The required result is each line of the entries below containing the string "选择功能版本".

::: Records provided :::

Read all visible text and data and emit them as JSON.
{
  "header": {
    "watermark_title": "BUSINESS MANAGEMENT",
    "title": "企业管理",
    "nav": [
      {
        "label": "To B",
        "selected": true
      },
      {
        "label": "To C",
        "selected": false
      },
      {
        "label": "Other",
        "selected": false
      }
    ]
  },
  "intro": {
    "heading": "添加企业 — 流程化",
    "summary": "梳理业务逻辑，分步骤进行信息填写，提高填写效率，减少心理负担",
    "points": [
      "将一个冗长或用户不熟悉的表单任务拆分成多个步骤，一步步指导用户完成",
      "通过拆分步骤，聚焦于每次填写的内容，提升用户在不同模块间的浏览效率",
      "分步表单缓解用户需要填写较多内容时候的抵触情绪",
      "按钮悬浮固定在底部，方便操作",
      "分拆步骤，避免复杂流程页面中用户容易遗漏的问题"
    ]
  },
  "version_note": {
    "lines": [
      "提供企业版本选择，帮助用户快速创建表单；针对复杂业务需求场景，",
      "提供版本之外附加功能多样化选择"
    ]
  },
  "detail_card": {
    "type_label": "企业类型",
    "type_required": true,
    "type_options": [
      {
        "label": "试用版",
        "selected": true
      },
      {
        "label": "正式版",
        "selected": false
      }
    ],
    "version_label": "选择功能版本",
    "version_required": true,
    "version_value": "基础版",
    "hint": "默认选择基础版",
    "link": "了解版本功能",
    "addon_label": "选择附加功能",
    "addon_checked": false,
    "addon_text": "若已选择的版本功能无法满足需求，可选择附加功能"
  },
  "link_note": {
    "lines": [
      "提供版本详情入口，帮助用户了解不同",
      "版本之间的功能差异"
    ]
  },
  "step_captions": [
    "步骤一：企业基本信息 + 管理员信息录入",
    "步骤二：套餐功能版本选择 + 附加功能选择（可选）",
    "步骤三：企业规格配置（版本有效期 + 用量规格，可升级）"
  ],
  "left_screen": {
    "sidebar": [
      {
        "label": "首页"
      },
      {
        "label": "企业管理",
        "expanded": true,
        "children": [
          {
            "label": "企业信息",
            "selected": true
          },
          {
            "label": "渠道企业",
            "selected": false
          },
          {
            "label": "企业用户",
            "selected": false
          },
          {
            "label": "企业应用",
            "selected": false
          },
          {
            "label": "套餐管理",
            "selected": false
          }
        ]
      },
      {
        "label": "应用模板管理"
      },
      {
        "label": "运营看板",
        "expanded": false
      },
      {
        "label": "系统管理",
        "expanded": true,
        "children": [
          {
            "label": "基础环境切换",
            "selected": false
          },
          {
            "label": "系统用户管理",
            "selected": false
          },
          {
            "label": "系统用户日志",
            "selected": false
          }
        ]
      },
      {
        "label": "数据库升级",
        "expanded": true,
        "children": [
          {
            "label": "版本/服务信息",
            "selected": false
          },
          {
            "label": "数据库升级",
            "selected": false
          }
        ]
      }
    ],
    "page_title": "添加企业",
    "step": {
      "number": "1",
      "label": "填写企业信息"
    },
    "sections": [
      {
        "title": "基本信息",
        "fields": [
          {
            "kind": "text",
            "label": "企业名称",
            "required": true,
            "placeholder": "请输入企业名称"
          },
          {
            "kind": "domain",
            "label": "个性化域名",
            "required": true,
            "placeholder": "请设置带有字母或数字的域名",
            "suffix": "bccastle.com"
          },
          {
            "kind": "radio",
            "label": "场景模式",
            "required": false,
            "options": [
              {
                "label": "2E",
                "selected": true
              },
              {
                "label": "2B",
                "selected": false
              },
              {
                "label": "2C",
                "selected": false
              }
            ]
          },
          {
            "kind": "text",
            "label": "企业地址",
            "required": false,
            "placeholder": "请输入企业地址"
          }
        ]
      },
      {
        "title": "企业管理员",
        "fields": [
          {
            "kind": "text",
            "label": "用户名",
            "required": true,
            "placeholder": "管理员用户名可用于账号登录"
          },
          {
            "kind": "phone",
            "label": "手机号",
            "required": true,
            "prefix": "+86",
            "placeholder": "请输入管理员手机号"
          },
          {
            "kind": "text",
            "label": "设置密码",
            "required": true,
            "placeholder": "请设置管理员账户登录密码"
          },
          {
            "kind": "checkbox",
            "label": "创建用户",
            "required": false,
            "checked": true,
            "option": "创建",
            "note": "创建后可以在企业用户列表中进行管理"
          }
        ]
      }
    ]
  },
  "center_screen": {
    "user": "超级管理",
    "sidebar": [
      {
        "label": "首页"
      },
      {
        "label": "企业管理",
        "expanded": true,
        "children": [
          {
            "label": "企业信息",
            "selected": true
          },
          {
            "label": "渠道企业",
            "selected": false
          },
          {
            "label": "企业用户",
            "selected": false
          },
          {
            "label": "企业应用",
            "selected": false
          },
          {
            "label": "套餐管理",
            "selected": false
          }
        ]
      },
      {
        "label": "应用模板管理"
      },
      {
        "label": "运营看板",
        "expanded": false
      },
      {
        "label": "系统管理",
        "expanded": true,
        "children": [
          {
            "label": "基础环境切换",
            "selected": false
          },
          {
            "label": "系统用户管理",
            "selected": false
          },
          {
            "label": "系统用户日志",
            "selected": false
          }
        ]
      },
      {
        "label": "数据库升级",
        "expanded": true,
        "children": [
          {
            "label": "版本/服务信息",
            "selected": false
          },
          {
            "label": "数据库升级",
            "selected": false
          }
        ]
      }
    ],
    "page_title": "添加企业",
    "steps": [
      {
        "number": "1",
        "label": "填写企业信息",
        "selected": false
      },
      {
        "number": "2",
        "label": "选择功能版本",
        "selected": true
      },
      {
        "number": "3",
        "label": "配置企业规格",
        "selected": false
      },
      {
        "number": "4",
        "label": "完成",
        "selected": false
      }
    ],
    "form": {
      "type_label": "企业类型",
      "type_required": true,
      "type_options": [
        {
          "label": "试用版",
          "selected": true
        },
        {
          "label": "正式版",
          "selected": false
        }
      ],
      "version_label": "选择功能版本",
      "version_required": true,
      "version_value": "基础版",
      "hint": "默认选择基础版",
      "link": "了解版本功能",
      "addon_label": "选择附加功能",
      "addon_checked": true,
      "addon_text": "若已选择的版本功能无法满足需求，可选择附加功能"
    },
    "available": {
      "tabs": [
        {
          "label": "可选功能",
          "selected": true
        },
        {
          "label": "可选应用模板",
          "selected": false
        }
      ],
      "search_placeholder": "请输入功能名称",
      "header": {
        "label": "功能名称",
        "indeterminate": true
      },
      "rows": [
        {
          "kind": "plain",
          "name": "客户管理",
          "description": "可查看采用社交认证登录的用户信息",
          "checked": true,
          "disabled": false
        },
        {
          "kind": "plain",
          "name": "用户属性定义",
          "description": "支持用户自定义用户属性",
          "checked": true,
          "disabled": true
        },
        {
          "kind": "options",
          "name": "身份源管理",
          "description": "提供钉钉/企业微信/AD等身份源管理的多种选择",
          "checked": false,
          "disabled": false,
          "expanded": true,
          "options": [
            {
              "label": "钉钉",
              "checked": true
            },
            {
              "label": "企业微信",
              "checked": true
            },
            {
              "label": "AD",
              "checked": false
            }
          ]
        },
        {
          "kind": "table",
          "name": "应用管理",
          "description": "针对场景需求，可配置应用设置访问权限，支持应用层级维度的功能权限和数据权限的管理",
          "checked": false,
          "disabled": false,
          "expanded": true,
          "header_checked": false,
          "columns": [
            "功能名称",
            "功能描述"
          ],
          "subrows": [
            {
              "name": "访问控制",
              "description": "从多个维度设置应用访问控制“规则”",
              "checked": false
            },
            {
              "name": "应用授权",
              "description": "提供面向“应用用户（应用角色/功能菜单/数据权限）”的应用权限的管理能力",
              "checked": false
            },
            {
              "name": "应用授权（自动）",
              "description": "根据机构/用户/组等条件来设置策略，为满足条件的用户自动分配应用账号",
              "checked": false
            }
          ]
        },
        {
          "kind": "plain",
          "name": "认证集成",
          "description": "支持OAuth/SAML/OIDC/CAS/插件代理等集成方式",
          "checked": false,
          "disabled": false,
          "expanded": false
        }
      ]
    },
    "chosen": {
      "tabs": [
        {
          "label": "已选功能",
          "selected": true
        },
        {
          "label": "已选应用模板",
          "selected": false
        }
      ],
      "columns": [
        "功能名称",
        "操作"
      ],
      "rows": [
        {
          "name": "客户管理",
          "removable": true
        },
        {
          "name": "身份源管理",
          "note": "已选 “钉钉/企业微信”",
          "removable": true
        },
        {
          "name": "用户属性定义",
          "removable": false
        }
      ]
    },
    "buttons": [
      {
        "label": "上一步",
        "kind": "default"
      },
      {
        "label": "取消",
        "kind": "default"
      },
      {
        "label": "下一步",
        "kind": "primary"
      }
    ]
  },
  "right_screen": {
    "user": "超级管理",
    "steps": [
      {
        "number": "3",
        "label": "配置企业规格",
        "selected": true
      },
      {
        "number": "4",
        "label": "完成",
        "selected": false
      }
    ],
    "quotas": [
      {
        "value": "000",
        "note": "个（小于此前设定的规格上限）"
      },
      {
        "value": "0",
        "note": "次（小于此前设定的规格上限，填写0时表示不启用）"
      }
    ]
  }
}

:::

Answer to this problem =
    "version_label": "选择功能版本",
        "label": "选择功能版本",
      "version_label": "选择功能版本",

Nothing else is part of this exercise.